Iran was quietly very helpful to US forces during the Afghan campaign - secretly providing key targeting data on Taliban targets, while publicly agreeing to permit US pilots emergency landing rights in Iran. But Iran's reward - being branded part of the US "axis of evil" - was a slap in the face that still stings in Tehran. Despite the resulting "deep lack of trust, this could be another opportunity to get together," says an Iranian analyst who asked not to be named.
SCIRI has more extensive contacts in Iraq than any other opposition group. "What is critical is how SCIRI will play its role in a post-Saddam era," the analyst says. "Iran could be very important in this regard, for stability."
Iran denied reports that emerged last month that it had offered the US military use of bases along its Iraq border. But in a recent analysis, strategic think tank Stratfor.com notes that the "logic for basing US troops in western Iran is sound," and that the Iranian denial, in fact, "might indicate a decision by Tehran try to win future concessions from Washington."
Such speculation stems from a consensus among Iran's hard-line conservatives and reformers - who are otherwise locked in an intensifying power struggle - that "Iran should be an active player in this Iraq campaign," says Shahram Chubin, an Iran expert and head of research at the Geneva Center for Security Policy in Switzerland.
"The big question in Iran is: On whose watch will be improvement of relations with the US?" says Chubin. "It is obvious the more conservative elements would like it to be them, because it would be popular in Iran, and be a way to steal the reformists' clothes."
Officially, Iran opposes any war in Iraq, while insisting that Baghdad adhere to UN demands to disarm.
Decades of poisonous anti-US rhetoric make even modest conciliatory steps difficult. On Friday Ayatollah Ahmad Jannati, the hard-line Tehran prayer leader, called for those advocating better ties with the US to "repent."
Still, US-Iran strategic interests coincide over Iraq.

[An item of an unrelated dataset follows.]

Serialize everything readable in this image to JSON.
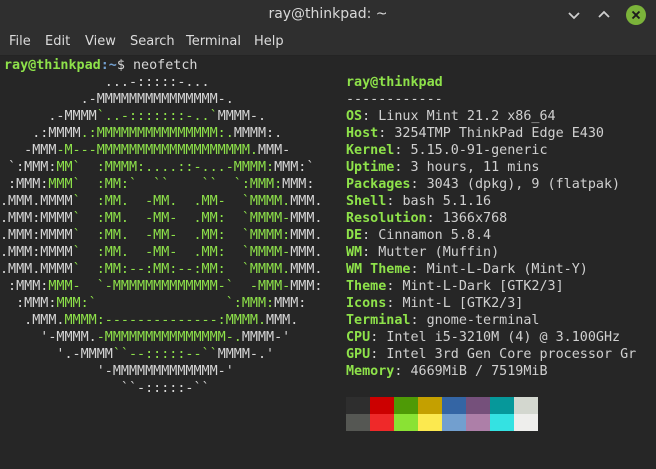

One bonus for Iran would almost certainly be the destruction of the five main bases in Iraq of the Mujahideen e-Khalq Organization (MKO), which has conducted a string of attacks in Iran and been labeled a terrorist group by the US State Department.
"If [US Secretary of State] Colin Powell wants to make an impression on Iran, he should order the 82nd Airborne to take out those MKO bases," says a Western diplomat.
One quid pro quo may be Iranian help in combating a small Al Qaeda presence in the Kurdish enclave of northern Iraq. Jalal Talabani, head of the Patriotic Union of Kurdistan - one of Iraq's two main Kurdish factions - was quoted by The New York Times from Damascus last week saying that Iran "promised to help us in this plan."
Western diplomats say that previous SCIRI dreams of creating an Islamic state in Iraq, modeled after Iran, have long been abandoned. The pledge now is a "democratic" government for "all" Iraqis, including minority Kurds and Sunni Muslims.
Whether coinciding interests translate into thawing US-Iranian links depends on American war plans. But the talk of using Iranian bases may be an early signal. "The Iranians seem to be ready for anything [with the US] at the moment," says the European diplomat, "as long as it is not high profile, so they can continue to chant: 'Death to America.' "